[BRIEF]: From the data below, copy out every line in which the word "artist" occurs.

[EXTRACTED INFORMATION]:
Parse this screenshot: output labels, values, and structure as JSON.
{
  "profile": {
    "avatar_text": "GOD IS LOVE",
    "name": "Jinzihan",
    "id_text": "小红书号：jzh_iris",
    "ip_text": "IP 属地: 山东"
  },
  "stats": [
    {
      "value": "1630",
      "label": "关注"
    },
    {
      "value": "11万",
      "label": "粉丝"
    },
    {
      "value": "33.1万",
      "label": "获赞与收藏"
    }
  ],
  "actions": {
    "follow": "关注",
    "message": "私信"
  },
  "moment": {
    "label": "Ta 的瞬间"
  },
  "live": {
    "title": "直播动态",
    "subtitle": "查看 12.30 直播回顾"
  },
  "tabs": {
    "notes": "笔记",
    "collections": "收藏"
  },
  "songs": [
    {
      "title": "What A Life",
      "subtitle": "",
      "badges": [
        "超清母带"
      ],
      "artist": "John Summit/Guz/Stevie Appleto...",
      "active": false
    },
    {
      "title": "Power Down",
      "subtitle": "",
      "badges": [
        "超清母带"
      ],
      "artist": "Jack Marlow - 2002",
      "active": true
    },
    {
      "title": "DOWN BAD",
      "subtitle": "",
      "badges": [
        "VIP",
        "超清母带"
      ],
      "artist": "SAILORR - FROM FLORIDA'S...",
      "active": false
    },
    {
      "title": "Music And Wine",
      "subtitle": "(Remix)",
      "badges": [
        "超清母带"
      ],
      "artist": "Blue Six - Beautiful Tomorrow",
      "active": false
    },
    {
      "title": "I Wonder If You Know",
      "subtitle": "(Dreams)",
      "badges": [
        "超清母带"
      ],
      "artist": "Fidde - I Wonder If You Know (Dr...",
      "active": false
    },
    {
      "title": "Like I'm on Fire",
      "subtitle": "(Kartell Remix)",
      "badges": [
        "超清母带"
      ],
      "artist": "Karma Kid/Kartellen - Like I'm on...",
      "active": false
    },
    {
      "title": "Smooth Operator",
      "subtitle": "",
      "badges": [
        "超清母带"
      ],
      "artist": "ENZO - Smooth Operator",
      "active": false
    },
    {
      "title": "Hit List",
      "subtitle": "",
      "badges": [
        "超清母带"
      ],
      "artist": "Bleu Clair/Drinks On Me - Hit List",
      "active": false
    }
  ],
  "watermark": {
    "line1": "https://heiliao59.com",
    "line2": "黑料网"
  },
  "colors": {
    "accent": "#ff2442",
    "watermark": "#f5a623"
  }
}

[TASK ANSWER]:
      "artist": "John Summit/Guz/Stevie Appleto...",
      "artist": "Jack Marlow - 2002",
      "artist": "SAILORR - FROM FLORIDA'S...",
      "artist": "Blue Six - Beautiful Tomorrow",
      "artist": "Fidde - I Wonder If You Know (Dr...",
      "artist": "Karma Kid/Kartellen - Like I'm on...",
      "artist": "ENZO - Smooth Operator",
      "artist": "Bleu Clair/Drinks On Me - Hit List",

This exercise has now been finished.